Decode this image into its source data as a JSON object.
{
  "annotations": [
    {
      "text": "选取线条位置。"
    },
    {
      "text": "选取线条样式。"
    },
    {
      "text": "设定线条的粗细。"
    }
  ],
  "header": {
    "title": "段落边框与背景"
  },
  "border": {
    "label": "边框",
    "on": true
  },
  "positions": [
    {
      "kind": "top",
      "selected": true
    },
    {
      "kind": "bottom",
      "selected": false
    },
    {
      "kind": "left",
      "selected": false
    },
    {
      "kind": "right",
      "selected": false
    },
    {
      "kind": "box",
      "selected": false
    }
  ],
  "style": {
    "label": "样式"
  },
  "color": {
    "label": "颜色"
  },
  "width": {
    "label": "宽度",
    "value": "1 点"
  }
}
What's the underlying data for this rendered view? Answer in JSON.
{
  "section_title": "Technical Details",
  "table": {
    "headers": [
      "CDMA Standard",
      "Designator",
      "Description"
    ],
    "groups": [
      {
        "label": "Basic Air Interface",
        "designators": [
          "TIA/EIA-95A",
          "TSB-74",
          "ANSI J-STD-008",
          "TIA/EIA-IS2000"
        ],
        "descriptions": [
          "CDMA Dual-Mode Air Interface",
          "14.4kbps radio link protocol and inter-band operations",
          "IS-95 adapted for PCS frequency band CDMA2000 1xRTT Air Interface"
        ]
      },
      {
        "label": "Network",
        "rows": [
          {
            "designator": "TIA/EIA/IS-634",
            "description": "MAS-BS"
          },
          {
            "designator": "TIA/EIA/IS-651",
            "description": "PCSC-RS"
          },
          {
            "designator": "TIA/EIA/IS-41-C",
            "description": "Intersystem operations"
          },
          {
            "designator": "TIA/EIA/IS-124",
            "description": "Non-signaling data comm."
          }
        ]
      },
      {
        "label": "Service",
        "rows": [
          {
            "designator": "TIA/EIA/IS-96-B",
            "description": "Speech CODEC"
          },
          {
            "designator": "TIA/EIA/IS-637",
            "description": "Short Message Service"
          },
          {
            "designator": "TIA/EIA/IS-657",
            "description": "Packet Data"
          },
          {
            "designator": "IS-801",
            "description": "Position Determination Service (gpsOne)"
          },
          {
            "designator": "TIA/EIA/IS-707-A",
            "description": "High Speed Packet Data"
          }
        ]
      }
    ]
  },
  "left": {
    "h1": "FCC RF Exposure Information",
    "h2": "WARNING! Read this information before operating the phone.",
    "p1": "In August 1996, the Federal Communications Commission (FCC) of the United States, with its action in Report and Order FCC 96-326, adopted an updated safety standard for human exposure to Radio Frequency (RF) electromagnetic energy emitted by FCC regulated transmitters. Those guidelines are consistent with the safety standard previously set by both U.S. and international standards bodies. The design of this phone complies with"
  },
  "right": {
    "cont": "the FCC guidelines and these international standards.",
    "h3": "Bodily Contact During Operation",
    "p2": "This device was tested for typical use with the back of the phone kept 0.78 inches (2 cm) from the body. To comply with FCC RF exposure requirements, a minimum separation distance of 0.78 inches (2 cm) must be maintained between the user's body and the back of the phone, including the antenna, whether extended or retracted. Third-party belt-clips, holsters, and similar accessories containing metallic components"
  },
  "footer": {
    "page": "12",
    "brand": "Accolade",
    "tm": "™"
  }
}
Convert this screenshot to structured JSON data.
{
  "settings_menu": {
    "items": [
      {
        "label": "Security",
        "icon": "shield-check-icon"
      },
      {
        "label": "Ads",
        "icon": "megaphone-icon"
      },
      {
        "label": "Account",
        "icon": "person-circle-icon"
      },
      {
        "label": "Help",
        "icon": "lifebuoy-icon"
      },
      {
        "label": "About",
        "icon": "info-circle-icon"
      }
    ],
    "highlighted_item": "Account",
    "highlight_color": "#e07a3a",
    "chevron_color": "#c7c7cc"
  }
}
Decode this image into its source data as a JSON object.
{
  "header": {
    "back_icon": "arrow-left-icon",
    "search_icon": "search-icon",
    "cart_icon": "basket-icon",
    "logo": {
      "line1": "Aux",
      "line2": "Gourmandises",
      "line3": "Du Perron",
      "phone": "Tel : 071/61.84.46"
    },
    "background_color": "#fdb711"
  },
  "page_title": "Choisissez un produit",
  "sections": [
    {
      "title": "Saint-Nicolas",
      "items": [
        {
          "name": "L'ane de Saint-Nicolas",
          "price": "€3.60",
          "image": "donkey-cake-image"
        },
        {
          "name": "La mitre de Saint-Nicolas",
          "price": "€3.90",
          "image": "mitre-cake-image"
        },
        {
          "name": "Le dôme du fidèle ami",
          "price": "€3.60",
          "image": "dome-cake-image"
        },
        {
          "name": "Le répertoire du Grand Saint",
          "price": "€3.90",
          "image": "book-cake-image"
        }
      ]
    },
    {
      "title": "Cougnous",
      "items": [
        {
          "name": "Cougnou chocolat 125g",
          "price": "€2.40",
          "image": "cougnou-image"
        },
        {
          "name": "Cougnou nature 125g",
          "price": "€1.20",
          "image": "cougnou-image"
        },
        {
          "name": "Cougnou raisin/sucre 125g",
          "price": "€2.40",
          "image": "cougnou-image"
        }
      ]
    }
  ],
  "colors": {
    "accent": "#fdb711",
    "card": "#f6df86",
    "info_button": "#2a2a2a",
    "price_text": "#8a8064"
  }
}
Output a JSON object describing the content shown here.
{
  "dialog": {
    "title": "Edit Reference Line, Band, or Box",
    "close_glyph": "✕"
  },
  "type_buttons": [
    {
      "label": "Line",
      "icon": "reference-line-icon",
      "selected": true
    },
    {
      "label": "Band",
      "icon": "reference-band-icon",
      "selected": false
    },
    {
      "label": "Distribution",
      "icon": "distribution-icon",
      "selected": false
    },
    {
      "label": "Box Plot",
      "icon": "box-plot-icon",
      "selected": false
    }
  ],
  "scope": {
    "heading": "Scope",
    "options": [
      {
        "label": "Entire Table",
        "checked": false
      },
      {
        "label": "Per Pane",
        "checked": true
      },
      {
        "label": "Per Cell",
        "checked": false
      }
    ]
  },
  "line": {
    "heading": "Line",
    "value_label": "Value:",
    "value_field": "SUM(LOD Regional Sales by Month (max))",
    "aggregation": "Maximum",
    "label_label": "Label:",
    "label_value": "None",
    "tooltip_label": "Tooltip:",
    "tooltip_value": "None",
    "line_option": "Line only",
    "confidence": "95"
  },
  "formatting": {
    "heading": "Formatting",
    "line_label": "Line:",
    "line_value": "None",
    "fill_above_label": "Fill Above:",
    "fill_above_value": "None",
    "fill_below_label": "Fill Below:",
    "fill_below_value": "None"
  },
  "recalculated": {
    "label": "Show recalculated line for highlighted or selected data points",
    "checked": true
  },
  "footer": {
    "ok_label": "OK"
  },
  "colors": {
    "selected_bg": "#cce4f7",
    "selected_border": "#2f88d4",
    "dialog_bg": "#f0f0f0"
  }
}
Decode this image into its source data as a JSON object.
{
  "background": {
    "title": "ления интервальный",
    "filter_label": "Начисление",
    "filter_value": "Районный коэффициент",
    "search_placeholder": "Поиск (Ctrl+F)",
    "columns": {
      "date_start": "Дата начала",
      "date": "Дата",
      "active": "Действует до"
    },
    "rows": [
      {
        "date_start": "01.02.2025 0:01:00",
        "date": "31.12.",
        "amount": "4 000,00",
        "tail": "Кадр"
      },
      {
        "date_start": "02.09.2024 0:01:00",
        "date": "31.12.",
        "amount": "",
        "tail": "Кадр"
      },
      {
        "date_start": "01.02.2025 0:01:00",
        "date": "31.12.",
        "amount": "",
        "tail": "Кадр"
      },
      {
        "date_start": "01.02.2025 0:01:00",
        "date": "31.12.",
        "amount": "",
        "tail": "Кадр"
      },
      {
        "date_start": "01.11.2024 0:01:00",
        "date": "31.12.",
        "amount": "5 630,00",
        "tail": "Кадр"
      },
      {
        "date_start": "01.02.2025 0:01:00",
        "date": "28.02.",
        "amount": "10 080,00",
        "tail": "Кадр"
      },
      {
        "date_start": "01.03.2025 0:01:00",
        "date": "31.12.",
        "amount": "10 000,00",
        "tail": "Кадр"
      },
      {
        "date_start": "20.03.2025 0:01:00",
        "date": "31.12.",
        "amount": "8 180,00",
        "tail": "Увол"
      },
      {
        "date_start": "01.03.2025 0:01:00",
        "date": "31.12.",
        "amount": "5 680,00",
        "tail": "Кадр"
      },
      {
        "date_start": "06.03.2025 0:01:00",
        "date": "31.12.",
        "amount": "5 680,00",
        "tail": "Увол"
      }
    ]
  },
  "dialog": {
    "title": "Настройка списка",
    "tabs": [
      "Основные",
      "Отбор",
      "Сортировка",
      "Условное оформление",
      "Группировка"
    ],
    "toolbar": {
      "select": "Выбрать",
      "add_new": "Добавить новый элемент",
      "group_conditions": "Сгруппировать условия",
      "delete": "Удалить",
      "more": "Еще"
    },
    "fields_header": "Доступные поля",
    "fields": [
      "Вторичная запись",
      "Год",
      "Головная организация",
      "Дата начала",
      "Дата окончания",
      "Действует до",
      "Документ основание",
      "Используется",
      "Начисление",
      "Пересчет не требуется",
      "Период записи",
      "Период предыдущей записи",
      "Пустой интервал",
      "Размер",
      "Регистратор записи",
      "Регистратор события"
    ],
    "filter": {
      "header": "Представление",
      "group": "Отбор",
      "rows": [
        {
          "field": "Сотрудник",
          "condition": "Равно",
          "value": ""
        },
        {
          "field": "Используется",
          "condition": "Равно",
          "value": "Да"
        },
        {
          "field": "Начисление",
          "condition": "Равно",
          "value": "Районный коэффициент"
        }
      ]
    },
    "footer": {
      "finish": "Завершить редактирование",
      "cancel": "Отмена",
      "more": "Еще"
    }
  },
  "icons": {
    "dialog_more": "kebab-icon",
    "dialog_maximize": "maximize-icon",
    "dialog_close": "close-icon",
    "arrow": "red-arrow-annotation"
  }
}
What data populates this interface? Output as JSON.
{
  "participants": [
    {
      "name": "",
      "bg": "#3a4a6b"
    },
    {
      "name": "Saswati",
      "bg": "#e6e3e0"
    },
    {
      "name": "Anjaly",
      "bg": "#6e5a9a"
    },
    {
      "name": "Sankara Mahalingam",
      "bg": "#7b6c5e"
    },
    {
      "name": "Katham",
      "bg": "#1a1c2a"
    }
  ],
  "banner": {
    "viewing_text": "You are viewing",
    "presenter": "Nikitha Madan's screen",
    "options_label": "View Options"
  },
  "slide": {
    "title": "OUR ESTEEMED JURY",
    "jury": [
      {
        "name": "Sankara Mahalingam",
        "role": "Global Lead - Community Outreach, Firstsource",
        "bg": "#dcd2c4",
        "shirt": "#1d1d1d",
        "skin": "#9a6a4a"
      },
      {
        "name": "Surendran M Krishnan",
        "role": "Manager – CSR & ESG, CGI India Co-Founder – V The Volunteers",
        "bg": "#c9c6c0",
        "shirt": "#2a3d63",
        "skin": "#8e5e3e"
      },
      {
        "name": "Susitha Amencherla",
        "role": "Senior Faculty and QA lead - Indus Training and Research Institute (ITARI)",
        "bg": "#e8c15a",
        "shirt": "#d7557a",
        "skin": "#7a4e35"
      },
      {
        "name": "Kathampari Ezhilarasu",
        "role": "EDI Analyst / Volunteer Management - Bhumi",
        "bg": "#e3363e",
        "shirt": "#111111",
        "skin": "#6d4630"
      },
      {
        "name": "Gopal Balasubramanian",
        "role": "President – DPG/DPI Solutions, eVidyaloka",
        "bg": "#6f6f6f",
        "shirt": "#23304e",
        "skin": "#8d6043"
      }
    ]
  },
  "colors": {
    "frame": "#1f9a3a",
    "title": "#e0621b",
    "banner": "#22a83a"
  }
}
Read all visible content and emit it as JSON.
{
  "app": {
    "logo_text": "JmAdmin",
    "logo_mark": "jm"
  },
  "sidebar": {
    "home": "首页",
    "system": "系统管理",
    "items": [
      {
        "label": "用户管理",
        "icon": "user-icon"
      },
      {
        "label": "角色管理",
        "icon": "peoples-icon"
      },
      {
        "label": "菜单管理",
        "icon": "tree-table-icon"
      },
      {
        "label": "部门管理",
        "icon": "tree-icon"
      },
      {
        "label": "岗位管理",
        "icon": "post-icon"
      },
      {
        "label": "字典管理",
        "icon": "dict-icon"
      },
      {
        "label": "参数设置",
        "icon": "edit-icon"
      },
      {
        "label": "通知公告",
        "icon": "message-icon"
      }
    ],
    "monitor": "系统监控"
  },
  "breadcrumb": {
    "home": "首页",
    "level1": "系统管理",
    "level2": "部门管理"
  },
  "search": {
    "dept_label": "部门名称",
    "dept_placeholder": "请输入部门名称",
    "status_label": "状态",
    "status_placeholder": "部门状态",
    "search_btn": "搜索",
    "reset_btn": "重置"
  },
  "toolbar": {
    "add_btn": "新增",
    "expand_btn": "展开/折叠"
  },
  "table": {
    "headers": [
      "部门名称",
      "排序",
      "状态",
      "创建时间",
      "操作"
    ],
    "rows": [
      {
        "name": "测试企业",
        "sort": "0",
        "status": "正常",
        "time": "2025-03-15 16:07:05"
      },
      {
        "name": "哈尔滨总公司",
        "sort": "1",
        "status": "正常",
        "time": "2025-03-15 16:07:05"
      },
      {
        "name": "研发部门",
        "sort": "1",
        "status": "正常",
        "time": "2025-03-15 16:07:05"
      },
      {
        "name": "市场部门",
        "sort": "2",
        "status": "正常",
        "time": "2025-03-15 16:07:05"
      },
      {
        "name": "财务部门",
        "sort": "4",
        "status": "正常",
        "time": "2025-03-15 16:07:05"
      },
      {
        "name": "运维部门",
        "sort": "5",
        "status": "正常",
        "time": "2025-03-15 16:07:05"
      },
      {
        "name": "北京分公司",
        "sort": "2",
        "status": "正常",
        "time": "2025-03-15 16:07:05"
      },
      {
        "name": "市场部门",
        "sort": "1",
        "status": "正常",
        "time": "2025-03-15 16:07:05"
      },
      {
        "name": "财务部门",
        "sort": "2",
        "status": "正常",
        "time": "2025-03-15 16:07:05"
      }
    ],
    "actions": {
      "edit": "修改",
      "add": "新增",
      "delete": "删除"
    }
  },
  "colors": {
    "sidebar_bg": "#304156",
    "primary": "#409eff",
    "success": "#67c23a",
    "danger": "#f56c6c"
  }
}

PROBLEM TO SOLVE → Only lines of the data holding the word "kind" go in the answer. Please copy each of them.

TASK RESPONSE →
      "kind": "top",
      "kind": "bottom",
      "kind": "left",
      "kind": "right",
      "kind": "box",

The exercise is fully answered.